While other areas of Croatia receive the bulk of the spotlight, Istria in the northwest corner of the country also deserves travelers’ attention too.
Istria is an Adriatic peninsula where the pace is slower and the vibe is authentic. Take a look on a map and you will see how geographically close it is to Italy. It was even part of the country until 1947. This location and ancestry influences not only its language, culture, and cuisine, but also its Venetian architecture.
White awnings pop against ballet-pink walls of Rovinj’s quaint cafés. The gentle sounds of a musician strumming melts into the air. In Istria, friends stop to chat in the streets and meet over leisurely cups of coffee poured into miniature white mugs, packing an enormous caffeine punch. Hot pink oleander blooms tumble over balconies and deep green palms soar, all set against the backdrop of the azure Adriatic Sea.
Stress is a distant memory in Istria when you inhale the mouthwatering scent of basil, oregano, and garlic likely stewing in a pot of fresh tomatoes ladled onto freshly cut fuzi pasta. Clams, mussels, and risotto devilishly darkened with cuttlefish or squid ink are also coastal staples. White truffles are plucked from the hilly land around Motovun-the delicacy delicately shaved onto pasta gently tossed in a little heavy cream. Gelato is a yummy treat in the sunny heat. And of course there’s the wine. The Malvazija Istarska (a white wine), one of the region’s oldest varieties, has been common in Istria for centuries. The fruity flavor reminiscent of green apples and almonds is blissfully refreshing. There’s also Merlot, Sauvignon Blanc, and Pinots to be had. It’s all simple, yet heavenly food.

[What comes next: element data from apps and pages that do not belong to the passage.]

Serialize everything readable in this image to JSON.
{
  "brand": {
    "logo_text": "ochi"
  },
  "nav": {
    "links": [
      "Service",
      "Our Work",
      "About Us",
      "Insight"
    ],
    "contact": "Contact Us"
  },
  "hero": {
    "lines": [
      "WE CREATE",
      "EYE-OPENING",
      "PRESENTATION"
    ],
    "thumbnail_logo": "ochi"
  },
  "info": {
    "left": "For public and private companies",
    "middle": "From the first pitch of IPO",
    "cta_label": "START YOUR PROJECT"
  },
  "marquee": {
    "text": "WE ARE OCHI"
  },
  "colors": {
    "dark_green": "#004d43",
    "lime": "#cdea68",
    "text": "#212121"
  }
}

Gladiators combating in the ring would have been praying for some kind of divine intervention when they stepped on stage in Pula’s enclosed Roman limestone amphitheatre in front of a roaring crowd (20,000 strong to be exact). Walk in their footsteps and see what the view would have looked like in the first century.
At Porec’s Byzantine sixth century Euphrasian Basilica, an inspiring mosaic of Jesus perched on a globe, surrounded by his disciples shines in the nave. Outside no matter where you wander in Istria, you always seem to end up with sparkling views. Cobblestone lanes gently slope up a hill leading to Rovinj’s Baroque Church of St. Euphemia. From up top, the Adriatic unfolds in endless delight.

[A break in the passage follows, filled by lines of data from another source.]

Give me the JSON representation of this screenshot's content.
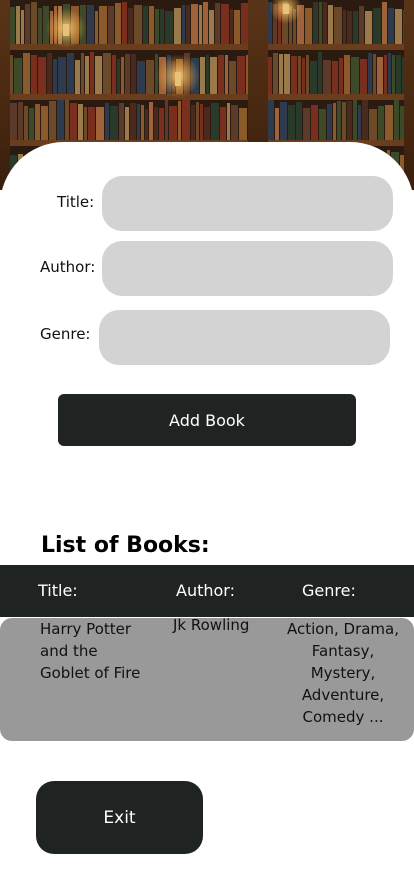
{
  "form": {
    "title_label": "Title:",
    "author_label": "Author:",
    "genre_label": "Genre:",
    "title_value": "",
    "author_value": "",
    "genre_value": "",
    "add_button_label": "Add Book"
  },
  "books": {
    "heading": "List of Books:",
    "columns": [
      "Title:",
      "Author:",
      "Genre:"
    ],
    "rows": [
      {
        "title": "Harry Potter and the Goblet of Fire",
        "author": "Jk Rowling",
        "genre": "Action, Drama, Fantasy, Mystery, Adventure, Comedy ..."
      }
    ]
  },
  "exit_button_label": "Exit",
  "colors": {
    "dark": "#1f2322",
    "input_bg": "#d3d3d3",
    "row_bg": "#999999"
  },
  "header_image": "library-bookshelf-image"
}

Instead of being the recipient of a faded postcard in the mail, you will be looking at picture perfect beaches that aren’t nearly as busy as the ones further south. It’s not tough to find a secluded, rocky cove beckoning you to jump into the sparkling sea from a private boat. There doesn’t seem to be a bad view anywhere.

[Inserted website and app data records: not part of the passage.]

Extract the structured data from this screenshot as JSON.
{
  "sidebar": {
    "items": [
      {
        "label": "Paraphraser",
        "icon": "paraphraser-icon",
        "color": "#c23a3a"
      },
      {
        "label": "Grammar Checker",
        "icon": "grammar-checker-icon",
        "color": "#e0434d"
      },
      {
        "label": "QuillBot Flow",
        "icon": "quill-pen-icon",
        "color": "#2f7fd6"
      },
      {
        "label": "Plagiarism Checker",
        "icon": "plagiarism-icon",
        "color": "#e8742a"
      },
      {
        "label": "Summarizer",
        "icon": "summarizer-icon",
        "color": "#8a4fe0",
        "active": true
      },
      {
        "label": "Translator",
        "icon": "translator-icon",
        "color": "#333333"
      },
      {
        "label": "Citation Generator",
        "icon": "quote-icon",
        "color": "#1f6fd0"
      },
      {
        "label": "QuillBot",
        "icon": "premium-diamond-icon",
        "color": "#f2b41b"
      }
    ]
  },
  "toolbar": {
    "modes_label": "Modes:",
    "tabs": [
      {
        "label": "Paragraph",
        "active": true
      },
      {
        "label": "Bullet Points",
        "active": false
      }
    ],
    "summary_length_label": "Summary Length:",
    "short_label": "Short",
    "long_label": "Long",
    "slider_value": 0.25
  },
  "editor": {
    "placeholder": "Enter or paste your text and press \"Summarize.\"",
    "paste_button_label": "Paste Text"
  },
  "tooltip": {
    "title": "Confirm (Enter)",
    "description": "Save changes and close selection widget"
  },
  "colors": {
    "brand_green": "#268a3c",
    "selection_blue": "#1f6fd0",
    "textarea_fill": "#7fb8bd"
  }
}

This is Istria. A marvelous blend of past and delectable present.